PROBLEM TO WORK ON » Copy out every line from the records that includes "icon".

Stored items from a collection:
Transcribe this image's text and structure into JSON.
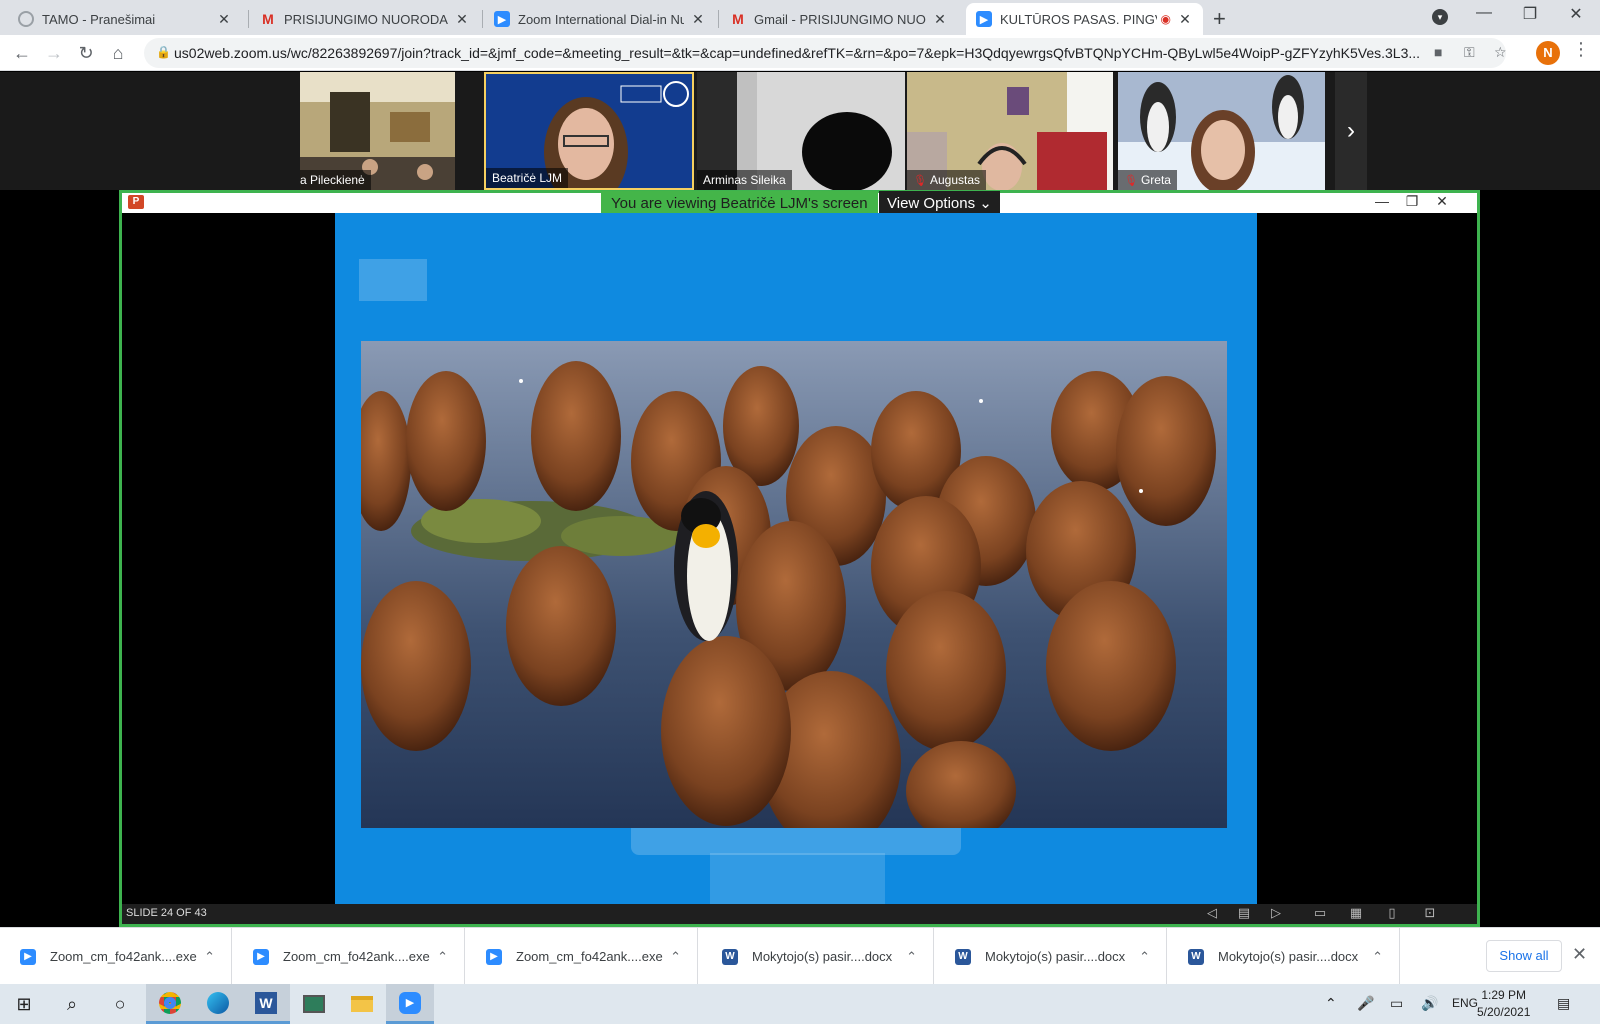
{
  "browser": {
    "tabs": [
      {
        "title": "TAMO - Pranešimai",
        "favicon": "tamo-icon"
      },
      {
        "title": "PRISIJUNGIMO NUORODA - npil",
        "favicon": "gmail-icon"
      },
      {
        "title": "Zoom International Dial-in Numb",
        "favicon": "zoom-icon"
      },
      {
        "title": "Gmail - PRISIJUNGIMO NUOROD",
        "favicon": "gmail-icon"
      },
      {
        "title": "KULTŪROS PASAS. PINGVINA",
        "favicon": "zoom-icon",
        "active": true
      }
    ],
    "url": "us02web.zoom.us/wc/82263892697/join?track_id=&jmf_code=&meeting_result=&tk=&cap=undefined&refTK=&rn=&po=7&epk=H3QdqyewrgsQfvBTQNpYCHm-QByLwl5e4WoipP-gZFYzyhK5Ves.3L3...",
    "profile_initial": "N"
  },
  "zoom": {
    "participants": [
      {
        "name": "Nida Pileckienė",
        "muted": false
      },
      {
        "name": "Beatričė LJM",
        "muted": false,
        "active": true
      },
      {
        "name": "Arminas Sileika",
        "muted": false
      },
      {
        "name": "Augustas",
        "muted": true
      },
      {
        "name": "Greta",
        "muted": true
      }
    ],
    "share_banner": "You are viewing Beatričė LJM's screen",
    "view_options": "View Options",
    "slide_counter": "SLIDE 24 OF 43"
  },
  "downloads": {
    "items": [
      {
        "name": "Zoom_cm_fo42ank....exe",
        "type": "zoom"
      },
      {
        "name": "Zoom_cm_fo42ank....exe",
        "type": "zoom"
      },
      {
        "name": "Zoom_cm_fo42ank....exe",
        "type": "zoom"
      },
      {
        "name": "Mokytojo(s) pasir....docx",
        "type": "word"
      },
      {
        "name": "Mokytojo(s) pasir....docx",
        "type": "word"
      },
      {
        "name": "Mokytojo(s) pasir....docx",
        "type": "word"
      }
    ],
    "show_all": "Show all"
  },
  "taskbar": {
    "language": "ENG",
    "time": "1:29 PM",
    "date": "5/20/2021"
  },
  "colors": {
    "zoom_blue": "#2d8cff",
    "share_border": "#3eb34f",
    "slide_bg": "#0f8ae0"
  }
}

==

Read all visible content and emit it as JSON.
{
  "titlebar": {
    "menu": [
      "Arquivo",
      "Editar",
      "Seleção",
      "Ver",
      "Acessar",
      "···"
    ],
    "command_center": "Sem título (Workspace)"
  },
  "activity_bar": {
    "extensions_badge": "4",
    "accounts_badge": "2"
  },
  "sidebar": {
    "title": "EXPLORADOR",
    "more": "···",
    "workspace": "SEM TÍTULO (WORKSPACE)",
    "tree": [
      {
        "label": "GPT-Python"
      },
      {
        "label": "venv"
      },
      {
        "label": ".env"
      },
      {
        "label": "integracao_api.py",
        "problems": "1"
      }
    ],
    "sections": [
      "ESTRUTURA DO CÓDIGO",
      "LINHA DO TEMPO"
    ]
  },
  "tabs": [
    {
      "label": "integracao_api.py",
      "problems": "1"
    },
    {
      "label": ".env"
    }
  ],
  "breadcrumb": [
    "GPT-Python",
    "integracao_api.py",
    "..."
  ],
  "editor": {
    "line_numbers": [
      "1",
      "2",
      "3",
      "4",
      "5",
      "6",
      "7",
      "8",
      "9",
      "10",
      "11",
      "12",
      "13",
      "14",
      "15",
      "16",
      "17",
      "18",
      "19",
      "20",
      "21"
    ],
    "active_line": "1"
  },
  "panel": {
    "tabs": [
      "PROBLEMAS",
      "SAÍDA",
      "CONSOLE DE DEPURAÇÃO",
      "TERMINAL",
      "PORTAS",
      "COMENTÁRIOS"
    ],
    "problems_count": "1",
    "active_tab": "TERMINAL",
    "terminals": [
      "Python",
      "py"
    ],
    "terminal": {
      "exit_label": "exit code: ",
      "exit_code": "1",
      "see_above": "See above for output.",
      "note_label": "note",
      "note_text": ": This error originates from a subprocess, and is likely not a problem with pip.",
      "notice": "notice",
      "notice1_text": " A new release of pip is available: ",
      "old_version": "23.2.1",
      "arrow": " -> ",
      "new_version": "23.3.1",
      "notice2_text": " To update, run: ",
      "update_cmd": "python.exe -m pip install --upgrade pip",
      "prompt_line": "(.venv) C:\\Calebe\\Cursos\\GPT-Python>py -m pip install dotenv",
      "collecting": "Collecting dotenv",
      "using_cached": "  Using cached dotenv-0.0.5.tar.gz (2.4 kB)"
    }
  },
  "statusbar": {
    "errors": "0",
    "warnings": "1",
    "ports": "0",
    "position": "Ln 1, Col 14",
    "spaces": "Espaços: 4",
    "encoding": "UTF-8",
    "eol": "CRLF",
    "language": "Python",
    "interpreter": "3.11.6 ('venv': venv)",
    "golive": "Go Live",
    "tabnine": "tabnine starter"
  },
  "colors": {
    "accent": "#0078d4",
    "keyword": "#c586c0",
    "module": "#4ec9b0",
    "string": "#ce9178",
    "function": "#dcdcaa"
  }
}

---

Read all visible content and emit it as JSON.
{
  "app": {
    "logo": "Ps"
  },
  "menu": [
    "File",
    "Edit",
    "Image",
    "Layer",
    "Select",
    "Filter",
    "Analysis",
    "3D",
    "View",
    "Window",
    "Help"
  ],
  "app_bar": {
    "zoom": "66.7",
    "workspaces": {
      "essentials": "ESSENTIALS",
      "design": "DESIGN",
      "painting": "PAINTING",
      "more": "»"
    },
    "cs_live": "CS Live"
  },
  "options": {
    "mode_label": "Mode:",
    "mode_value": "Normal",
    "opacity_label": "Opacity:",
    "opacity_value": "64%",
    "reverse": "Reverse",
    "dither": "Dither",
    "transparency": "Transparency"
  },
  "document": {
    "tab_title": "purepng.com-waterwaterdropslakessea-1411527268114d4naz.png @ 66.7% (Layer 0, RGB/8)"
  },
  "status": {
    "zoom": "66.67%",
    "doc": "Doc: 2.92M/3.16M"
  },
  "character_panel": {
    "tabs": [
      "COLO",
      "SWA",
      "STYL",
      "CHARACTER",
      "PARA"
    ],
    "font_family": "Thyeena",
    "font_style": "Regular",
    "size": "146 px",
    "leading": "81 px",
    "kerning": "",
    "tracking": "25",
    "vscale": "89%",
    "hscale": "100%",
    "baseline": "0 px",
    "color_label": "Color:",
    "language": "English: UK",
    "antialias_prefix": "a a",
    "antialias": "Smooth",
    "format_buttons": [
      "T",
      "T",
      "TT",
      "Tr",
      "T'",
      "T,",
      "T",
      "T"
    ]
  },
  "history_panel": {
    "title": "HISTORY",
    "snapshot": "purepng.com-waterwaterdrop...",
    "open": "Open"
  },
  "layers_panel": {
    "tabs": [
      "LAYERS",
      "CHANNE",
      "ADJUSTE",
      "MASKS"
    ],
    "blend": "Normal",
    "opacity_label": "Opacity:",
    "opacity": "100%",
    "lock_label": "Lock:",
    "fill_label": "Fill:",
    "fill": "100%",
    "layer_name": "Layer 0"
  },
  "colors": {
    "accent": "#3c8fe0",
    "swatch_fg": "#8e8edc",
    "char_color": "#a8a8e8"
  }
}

ANSWER FOR THIS EXERCISE »
        "favicon": "tamo-icon"
        "favicon": "gmail-icon"
        "favicon": "zoom-icon"
        "favicon": "gmail-icon"
        "favicon": "zoom-icon",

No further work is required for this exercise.